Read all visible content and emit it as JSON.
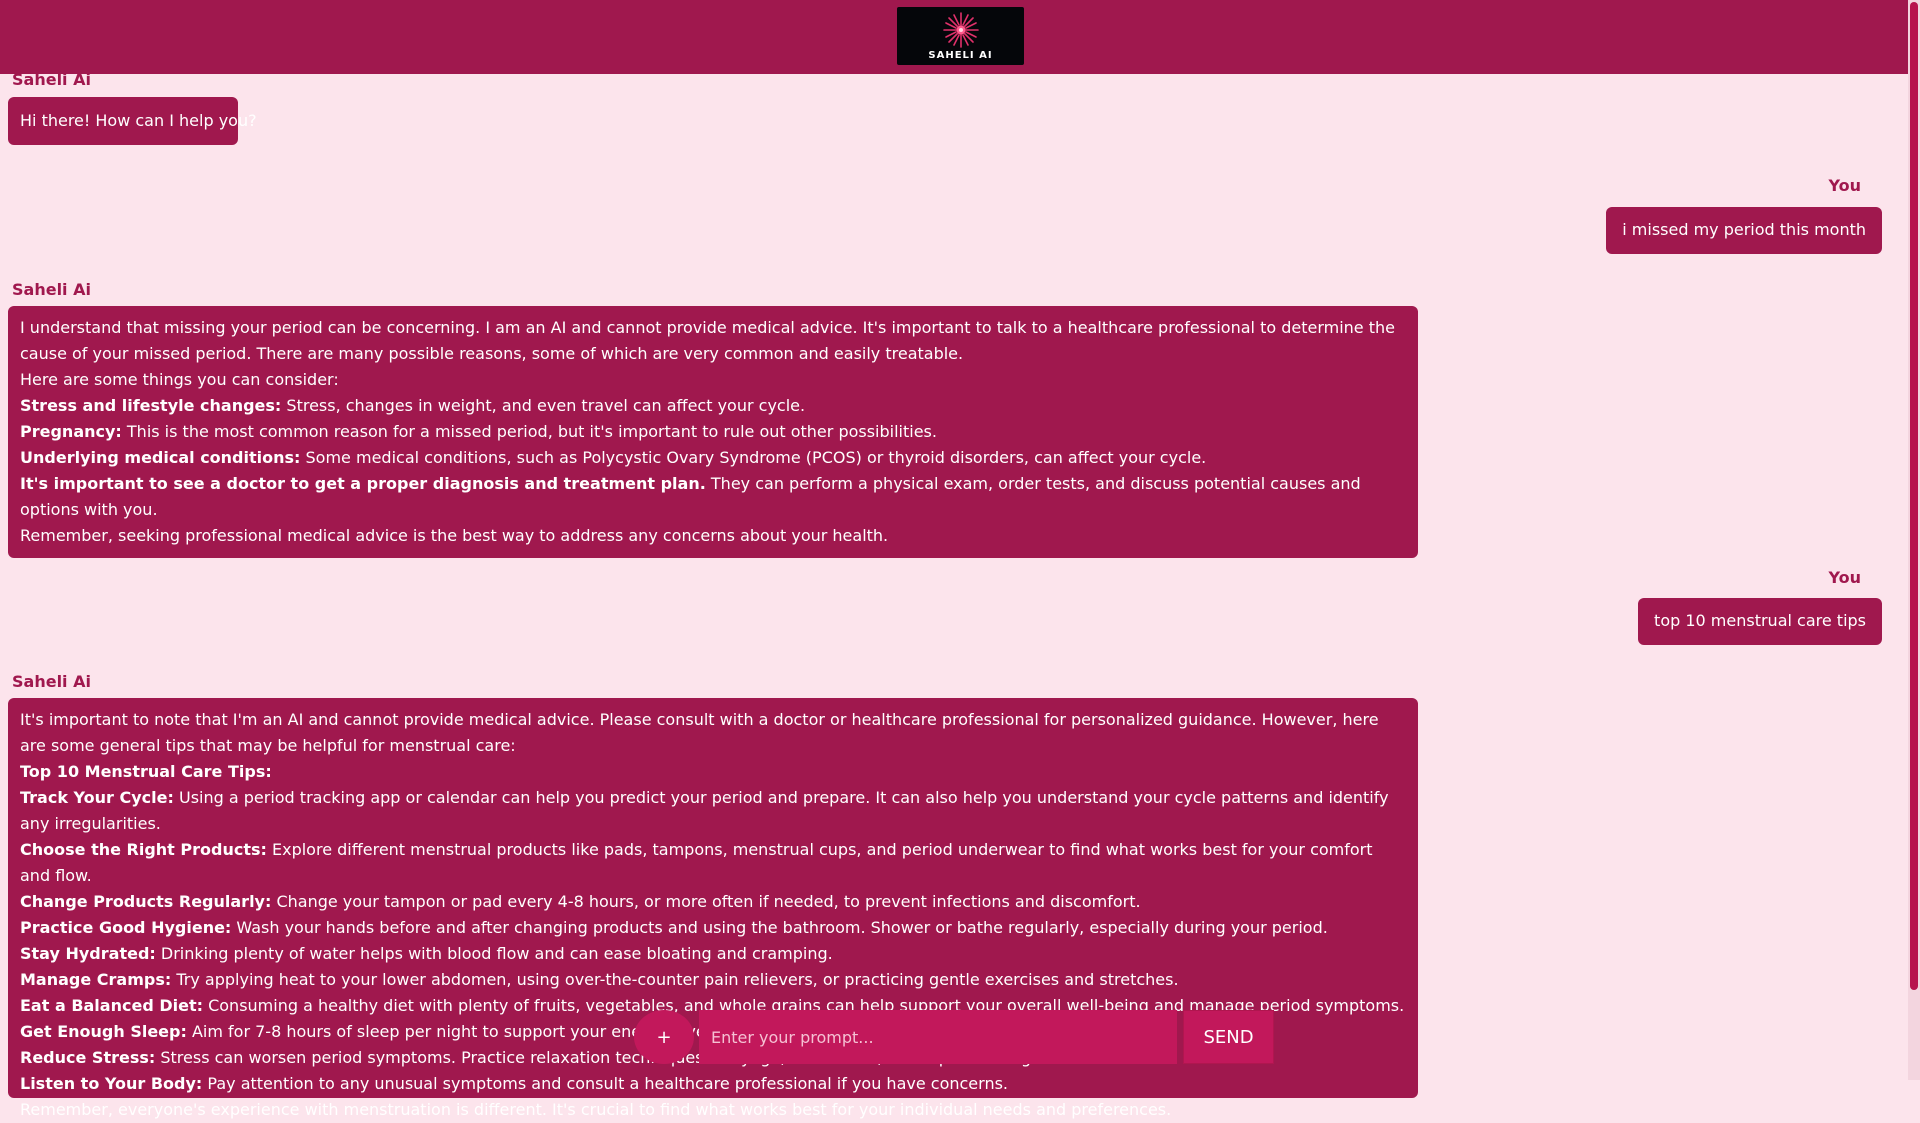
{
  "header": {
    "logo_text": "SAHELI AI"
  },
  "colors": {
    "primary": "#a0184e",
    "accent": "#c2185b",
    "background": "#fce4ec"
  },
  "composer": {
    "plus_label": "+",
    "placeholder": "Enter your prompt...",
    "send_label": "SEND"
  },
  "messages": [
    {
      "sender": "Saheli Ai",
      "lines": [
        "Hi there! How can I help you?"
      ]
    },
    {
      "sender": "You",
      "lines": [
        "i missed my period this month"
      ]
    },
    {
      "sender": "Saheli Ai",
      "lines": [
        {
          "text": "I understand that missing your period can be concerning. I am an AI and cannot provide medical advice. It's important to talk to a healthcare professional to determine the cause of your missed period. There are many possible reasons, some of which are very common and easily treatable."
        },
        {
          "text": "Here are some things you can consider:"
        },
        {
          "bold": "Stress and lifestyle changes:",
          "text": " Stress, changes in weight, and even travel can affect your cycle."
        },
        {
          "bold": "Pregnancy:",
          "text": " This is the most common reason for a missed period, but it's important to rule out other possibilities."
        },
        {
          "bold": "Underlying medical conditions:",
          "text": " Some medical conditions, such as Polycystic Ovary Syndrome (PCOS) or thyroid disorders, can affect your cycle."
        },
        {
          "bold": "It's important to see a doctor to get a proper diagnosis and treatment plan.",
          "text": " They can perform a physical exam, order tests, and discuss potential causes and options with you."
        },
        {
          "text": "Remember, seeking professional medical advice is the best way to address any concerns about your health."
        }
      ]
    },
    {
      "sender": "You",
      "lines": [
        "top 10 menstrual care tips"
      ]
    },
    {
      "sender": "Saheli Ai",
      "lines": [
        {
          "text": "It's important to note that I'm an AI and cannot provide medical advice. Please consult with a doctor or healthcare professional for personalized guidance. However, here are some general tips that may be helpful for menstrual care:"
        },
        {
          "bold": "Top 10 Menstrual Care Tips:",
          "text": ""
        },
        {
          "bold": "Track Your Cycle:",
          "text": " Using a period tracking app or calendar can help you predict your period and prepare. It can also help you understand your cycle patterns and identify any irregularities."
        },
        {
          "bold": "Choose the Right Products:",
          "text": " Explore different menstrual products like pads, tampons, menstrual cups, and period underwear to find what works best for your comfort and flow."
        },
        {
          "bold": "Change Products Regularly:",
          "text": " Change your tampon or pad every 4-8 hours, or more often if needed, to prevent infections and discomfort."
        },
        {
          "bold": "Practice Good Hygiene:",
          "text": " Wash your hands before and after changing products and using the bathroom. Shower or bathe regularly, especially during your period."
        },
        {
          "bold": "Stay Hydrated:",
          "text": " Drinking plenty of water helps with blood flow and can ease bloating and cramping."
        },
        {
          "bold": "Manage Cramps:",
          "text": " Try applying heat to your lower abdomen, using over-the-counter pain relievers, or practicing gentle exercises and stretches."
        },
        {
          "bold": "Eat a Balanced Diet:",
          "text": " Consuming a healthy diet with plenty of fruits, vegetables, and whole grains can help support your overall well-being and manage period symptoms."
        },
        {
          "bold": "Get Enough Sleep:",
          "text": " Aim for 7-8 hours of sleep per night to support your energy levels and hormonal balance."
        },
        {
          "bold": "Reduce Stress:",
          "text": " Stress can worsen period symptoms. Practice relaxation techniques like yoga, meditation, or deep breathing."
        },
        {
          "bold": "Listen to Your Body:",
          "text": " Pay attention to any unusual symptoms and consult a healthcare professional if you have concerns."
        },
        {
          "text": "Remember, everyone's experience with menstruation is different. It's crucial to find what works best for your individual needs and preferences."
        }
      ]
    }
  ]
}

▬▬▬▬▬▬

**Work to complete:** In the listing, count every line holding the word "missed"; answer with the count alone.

**Output of the exercise:** 3